§ Task details
If a line in the listing carries the word "Start", return a copy of that line.

━━━━━━━━

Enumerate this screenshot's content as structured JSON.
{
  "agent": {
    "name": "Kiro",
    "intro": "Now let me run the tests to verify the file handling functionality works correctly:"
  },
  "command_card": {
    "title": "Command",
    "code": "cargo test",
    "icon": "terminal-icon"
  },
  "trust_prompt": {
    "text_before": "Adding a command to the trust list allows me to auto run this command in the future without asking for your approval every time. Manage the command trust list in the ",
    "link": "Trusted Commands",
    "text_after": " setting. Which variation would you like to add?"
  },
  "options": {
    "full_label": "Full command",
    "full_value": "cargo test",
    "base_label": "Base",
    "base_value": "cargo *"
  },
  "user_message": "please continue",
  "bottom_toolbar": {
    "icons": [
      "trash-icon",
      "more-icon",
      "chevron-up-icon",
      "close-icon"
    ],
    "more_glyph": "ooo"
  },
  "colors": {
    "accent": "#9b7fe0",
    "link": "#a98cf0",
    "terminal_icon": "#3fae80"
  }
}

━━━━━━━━

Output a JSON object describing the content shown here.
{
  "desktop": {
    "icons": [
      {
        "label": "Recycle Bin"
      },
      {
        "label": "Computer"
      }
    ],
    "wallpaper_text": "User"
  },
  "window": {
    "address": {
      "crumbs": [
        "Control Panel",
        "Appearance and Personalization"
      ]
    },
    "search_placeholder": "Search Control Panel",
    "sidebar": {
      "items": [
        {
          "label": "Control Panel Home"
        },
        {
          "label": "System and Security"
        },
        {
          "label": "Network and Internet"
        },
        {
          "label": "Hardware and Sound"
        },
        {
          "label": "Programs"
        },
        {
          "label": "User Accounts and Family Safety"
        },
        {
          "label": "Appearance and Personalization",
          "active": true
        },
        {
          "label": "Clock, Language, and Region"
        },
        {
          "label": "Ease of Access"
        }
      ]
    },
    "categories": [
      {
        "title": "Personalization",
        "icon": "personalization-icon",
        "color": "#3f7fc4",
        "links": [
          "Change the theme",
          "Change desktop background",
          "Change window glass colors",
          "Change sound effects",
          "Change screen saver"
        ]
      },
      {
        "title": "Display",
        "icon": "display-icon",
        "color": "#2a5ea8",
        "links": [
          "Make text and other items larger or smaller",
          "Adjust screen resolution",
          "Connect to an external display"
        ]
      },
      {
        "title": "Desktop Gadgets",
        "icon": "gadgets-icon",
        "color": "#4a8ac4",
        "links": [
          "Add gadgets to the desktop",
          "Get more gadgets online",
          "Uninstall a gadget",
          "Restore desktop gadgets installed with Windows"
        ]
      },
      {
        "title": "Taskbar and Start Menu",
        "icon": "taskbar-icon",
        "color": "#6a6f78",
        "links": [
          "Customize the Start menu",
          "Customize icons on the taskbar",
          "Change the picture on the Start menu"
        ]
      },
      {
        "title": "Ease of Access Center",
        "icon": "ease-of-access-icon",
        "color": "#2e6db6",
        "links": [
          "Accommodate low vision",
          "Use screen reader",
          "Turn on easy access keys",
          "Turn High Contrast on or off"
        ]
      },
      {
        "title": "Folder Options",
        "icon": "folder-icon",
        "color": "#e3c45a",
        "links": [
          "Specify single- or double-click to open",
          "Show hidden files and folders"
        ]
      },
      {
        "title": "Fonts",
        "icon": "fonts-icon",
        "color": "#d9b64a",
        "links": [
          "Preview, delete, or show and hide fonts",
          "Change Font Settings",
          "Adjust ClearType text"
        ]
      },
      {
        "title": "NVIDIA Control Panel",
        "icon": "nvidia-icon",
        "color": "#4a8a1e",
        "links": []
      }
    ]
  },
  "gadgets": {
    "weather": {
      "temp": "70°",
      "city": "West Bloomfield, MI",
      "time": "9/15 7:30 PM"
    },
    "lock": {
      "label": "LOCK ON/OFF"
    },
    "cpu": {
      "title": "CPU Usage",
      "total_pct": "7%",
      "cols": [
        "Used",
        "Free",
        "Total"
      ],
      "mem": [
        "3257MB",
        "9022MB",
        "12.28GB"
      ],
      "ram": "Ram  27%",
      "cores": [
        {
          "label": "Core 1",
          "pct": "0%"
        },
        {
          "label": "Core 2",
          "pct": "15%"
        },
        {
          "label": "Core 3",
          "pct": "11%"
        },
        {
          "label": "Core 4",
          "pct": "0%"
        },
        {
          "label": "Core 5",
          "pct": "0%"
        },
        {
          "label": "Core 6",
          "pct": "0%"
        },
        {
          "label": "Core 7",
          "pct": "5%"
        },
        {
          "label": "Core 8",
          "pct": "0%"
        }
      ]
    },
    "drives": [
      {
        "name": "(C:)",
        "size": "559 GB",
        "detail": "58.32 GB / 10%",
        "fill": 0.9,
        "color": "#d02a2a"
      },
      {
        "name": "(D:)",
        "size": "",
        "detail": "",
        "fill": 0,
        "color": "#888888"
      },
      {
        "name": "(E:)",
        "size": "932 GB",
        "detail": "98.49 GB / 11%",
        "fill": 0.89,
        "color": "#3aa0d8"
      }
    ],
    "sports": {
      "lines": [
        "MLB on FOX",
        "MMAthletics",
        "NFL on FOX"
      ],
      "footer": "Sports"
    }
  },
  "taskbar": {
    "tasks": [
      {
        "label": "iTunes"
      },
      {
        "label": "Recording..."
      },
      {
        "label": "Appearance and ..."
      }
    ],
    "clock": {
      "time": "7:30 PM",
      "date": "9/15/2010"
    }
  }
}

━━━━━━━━

§ Written response
        "title": "Taskbar and Start Menu",
          "Customize the Start menu",
          "Change the picture on the Start menu"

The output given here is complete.